Sewing is making a come-back! After last week's blog post about the skirted sink, we received lots of emails from folks asking us about how to get started learning how to sew, what kind of machine to buy, etc. MoS Washington learned to sew several years before I did, and I took sewing lessons about three years ago. We are both so glad we learned how to sew. Not only is it fun and a good creative outlet, but it can save major money on things like pillows, curtains, etc. I've never been big on sewing clothes and generally stick to home decor, but MoS Washington has done her fair share of altering and adjusting clothes, with good success!
Here is an overview of what you need to get started. Some people can read the manual and teach themselves how to use a sewing machine. I REALLY benefited from taking a sewing class. I also think taking a class is a good way to see if sewing is a good fit for you, before investing in a machine and all the gear. If you are in Charlotte and want to learn to sew, I highly recommend Marcia Young with Sew Inspired. She teaches out of her house, using her bonus room as a sewing lesson room and has set up 3 or 4 sewing machines on tables for students to use for lessons. She is so kind, patient, organized, and talented- I really would recommend her to anyone (she has no idea I am blogging about her and probably doesn't even remember me). Her prices are really reasonable ($15 for a 1.5-hour session I believe), and it's a fun activity to do with friends. I went with two of my friends every Thursday night for a couple of months, and in that time frame I learned enough to make just about anything for my home.

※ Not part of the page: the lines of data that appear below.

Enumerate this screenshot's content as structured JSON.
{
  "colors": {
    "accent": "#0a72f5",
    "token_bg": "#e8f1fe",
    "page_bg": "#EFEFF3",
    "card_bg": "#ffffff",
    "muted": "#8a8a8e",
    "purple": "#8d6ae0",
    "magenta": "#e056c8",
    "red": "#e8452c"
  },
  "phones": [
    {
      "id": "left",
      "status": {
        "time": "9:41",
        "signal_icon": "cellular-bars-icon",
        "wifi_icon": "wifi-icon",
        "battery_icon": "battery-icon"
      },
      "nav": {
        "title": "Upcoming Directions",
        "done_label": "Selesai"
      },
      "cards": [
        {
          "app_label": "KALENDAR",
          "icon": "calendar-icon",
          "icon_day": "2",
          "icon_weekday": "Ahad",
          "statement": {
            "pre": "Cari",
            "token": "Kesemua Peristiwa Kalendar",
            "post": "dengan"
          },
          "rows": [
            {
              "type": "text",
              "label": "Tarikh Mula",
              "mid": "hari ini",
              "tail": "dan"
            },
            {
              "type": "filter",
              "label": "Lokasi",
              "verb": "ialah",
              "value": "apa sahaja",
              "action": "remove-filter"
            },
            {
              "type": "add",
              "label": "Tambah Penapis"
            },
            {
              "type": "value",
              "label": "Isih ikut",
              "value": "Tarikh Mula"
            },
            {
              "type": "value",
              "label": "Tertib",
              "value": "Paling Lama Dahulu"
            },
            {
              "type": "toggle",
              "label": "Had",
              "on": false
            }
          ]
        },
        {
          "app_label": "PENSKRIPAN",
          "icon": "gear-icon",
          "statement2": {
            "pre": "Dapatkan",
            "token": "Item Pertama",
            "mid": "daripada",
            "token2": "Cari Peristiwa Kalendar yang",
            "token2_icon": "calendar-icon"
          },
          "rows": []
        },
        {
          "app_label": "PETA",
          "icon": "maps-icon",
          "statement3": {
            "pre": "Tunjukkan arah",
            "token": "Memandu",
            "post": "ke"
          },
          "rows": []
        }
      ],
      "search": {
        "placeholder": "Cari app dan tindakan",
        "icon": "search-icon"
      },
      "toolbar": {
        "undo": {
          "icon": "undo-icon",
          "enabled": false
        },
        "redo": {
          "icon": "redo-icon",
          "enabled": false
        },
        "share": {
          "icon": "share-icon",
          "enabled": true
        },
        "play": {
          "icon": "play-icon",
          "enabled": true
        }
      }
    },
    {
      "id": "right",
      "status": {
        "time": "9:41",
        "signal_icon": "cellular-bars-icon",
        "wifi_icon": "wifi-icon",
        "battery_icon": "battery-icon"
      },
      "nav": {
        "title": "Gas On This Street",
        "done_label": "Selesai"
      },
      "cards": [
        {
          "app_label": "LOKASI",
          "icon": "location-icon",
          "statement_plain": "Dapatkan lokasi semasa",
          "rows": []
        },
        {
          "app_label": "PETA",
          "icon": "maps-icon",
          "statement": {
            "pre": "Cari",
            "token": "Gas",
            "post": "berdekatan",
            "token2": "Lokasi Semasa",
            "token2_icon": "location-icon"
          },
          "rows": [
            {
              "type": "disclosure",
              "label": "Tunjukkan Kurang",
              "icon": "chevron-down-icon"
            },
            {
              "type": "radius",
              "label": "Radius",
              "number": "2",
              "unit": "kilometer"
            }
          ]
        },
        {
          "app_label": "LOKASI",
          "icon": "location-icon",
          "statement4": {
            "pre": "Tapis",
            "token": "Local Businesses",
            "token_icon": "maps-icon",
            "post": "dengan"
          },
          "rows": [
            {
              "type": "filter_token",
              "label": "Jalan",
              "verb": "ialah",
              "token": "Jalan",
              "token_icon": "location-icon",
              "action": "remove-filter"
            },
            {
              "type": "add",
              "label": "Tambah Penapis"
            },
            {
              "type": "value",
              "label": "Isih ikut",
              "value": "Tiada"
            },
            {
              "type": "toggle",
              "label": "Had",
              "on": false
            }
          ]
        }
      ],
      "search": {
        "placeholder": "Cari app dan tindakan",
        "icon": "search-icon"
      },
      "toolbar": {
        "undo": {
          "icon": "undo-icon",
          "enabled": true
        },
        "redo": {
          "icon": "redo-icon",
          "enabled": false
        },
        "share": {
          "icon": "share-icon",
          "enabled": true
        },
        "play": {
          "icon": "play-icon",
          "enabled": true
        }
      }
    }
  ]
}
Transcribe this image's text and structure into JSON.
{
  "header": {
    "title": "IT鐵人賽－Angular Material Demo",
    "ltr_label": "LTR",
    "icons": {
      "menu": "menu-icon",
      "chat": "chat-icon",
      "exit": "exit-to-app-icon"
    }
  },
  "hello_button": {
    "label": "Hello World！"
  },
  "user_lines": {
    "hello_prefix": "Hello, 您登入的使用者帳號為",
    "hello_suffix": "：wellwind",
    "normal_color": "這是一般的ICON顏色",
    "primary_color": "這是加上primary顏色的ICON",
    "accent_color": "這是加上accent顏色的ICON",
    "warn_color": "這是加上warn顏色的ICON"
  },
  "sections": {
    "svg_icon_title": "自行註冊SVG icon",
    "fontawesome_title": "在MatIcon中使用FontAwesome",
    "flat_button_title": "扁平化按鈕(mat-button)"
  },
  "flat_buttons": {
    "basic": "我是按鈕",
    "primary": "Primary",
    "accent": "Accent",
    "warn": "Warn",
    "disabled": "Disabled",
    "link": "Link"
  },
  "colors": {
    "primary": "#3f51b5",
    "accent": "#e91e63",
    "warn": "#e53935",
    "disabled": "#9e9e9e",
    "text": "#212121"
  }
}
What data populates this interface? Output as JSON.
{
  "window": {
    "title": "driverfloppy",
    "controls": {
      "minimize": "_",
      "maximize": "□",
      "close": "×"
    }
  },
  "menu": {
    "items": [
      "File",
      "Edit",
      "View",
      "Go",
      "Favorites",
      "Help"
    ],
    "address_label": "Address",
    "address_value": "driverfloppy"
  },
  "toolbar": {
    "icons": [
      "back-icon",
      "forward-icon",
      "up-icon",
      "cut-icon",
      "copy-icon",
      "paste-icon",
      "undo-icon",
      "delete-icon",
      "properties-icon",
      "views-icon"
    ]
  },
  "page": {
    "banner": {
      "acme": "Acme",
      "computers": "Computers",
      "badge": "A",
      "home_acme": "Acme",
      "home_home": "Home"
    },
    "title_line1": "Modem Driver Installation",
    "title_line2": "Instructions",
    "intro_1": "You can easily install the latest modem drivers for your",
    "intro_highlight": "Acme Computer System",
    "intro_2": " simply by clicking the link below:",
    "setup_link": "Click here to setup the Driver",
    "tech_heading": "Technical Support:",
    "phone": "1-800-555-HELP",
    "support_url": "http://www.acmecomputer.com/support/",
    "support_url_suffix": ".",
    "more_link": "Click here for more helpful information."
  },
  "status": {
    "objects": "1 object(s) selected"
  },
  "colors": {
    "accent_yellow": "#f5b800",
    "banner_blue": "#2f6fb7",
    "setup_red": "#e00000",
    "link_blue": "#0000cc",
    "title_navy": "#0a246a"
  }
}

Once you have decided that sewing is a good fit for you, you need a machine. I have a mid-range Singer, available at Hancock Fabrics. It has more bells and whistles than I will ever use (you end up using 2-3 stitches 90% of the time), but it is easy to work with. I definitely don't think you need to start with any machines made for quilting, embroidery, or monogramming (although that would be nice).
MoS Washington has a Baby Lock that she has really enjoyed. Check out the Baby Lock website to see where they can be purchased.
Once you have a sewing machine, you need a place to sew. The kitchen table works if you don't mind taking your machine in and out of storage. But if you have the space, a designated sewing area is nice. I use a wooden desk for my sewing machine, but a shiny white parsons desk would work great, and the middle drawer is great for storing essentials like pins, shears, thread, and measuring tape. You want a desk or table with an open base so you have a place for the sewing machine foot pedal.
Good lighting is very important when you are sewing. Your machine will have a light, but an additional lamp on your sewing table is very helpful.
Staying organized is always a challenge with you are dealing with multiple threads, fabrics, bobbins, needles, and trims. And I am the first to admit the market lacks really cute sewing organizers and accessories (hint hint- someone needs to make cute sewing accessories!). However, this little kit from Anna Griffin is adorable and is just the right size to store your essentials.
Anna Griffin Sewing Kit, available at http://www.overstock.com/
If you plan to move your machine in and out of storage, you need a good way to transport it. This rolling kit is fantastic. My MIL gave me one of these, and it makes it easy to take my machine on weekends in the beach or the mountains, when I know I'll have free time to work on some projects. This particular case is nice because it has so many compartments to keep everything organized.
Sewing Rolling Tote, $52
Every seamstress needs a pin cushion. If you don't want the traditional tomato, Etsy has some cute options. Some are a little more homespun than I would prefer (where are the Kelly Wearstler pin cushions when you need them?), but cushions made of fun fabrics and trim do exist!
A good pair of shears is essential. I have Gingher shears, and they have been great. Please note that you shouldn't cut ANYTHING other than fabric, thread, and trim with your sewing shears. They stay nice and sharp that way.
Gingher Shears, $37
While you definitely need a tape measure for cutting fabric, a hem gauge will be your go-to tool when you are actually pinning and sewing. It helps you make those straight lines and get the hem exactly right. You can mark with either chalk or a sewing marker, which has disappearing ink.
Hem Gauge, $2
And of course, pins. I prefer quilting pins to regular pins, because they are bigger and easier to maneuver.
For thread, I prefer Coats and Clark cotton thread. The quality is good, and it is inexpensive.
Go ahead and buy some spare bobbins as well. You can load them with your different thread colors, and it makes sewing so much quicker if they are ready to go!
I hope that is helpful for those of you interested in learning how to sew! There are lots of other accessories you can buy, but I think those are the essentials I use most frequently. You can check your local community college or even Craigslist for where to take sewing lessons. I have made curtains, pillows, and bed skirts for my whole house, which is both fun and economical. And it's always nice to be able to hem a pair of pants if you are in a pinch! Happy sewing!
**A note for DC readers- a couple of people have asked for recommendations for sewing stores/classes in this area. I learned to sew before I moved here, so I'm not terribly familiar with options in the DC area. I'd start with G Street Fabrics, as I know they sell machines and also offer classes. They have a location in Rockville and one in Arlington (at 7 Corners). If you have any recommendations feel free to leave a comment**